What needs to be done. Among the records below, how many lines contain "this"? State the number and nothing more.
▬▬▬
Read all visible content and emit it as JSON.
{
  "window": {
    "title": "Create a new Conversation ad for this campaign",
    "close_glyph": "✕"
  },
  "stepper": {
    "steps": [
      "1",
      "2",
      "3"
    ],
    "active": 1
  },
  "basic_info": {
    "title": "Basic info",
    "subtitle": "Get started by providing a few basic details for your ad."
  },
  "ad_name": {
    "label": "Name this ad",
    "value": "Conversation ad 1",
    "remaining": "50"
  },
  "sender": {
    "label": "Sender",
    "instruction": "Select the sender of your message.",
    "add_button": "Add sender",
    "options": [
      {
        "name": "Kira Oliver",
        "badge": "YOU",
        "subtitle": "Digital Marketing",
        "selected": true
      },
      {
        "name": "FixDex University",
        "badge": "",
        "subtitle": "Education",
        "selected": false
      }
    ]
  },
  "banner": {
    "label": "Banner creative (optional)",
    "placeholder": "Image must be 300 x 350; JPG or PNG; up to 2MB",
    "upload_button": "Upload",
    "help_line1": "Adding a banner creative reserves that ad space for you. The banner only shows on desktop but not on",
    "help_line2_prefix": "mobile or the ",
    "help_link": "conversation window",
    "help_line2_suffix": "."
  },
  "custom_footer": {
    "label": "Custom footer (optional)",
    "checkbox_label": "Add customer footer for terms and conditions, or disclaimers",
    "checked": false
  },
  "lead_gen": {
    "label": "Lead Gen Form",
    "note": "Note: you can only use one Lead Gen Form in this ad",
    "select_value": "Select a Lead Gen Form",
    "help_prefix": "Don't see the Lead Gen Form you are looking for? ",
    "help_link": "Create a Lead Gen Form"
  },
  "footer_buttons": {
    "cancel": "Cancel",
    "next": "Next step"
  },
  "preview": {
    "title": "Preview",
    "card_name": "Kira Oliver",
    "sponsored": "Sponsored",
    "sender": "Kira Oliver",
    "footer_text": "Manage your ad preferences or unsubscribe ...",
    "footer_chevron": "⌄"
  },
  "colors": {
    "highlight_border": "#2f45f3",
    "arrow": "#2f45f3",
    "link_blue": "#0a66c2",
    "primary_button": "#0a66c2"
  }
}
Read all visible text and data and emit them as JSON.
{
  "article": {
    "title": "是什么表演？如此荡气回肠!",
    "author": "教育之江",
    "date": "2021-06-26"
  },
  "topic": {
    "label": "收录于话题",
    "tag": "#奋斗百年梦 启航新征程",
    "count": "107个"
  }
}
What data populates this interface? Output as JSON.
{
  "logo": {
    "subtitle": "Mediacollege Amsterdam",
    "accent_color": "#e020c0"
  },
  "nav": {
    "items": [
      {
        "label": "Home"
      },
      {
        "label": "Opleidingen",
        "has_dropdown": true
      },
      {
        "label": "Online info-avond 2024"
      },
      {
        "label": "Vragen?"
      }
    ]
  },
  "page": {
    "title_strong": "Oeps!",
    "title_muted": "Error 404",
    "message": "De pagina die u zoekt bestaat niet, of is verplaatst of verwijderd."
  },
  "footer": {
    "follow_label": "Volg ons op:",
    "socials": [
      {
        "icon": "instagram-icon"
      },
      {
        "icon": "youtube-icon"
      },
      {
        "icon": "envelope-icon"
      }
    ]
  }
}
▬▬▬
Task result. 4